Berardocco said the centre is "really unique" in how it treats those living with Parkinson's.
"I really don't know of any other clinic similar in all of Canada in that, a lot of times in other communities, they're often referred for, say, physiotherapy, but what's different about the Hotel Dieu Shaver is we do provide a multi-disciplinary approach," she said.
"When (patients) are coming for the Steve Ludzik Parkinson's program, they get to see a speech therapist, an occupational therapist, a social worker, a nurse, a physiotherapist and a dietitian."
Tracy Geoffroy, executive director of the Hotel Dieu Shaver Foundation, said because the Steve Ludzik Foundation has been donating "more and more" money every year, the wait time for patients to enter the Parkinson's rehab program has been reduced "significantly."
"Steve, the family and the foundation have really become part of the Hotel Dieu Shaver family," she said, adding Ludzik's efforts have brought a lot of positive attention to the work being done at Hotel Dieu Shaver.
"They've been extremely engaged with us. We support their events that the foundation does. They're very supportive of what we're doing here. I know that Steve has a great relationship with the people here that run the centre. I know that he comes to the graduation for the patients when they graduate from the program. He's been able to come and meet some of the patients one-on-one."

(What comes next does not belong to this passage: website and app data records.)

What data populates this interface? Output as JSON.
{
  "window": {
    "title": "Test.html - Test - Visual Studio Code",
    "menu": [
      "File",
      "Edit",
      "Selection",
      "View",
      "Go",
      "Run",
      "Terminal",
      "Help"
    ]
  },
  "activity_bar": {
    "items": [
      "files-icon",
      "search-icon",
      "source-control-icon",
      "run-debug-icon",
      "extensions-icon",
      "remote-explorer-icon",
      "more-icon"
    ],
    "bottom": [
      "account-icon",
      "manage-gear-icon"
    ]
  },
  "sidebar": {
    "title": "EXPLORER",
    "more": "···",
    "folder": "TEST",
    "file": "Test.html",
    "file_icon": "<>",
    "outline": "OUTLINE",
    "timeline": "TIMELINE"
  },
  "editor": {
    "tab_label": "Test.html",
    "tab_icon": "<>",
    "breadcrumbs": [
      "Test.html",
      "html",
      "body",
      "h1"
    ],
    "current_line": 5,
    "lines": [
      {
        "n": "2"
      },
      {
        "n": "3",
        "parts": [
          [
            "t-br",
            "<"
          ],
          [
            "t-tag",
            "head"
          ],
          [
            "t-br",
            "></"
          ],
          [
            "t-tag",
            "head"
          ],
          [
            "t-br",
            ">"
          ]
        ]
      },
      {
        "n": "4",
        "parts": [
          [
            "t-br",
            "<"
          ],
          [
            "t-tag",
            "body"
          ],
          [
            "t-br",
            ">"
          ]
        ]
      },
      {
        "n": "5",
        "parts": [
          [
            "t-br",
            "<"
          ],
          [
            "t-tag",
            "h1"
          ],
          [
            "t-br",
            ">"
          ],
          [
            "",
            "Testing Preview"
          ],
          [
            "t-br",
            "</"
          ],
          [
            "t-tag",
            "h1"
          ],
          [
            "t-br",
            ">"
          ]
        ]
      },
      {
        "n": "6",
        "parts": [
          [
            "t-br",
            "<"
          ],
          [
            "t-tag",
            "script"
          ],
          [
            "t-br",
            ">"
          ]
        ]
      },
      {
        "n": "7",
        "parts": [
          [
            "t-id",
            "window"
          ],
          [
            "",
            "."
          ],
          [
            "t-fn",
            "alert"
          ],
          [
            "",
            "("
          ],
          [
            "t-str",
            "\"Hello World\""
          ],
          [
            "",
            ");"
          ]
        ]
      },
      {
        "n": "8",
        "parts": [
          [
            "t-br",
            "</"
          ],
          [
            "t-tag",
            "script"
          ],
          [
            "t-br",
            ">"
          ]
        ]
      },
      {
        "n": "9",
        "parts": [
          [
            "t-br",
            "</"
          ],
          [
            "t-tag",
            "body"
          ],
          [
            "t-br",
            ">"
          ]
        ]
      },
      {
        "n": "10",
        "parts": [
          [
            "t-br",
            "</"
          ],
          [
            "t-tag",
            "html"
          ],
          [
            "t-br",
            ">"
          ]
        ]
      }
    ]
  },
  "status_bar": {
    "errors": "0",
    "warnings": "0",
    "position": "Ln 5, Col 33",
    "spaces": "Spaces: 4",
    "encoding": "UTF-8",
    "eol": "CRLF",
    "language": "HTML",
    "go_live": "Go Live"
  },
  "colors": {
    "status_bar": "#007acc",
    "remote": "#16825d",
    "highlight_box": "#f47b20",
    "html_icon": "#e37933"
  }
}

Source: Jan 10, 2020 by Ray Spiteri The Niagara Falls Review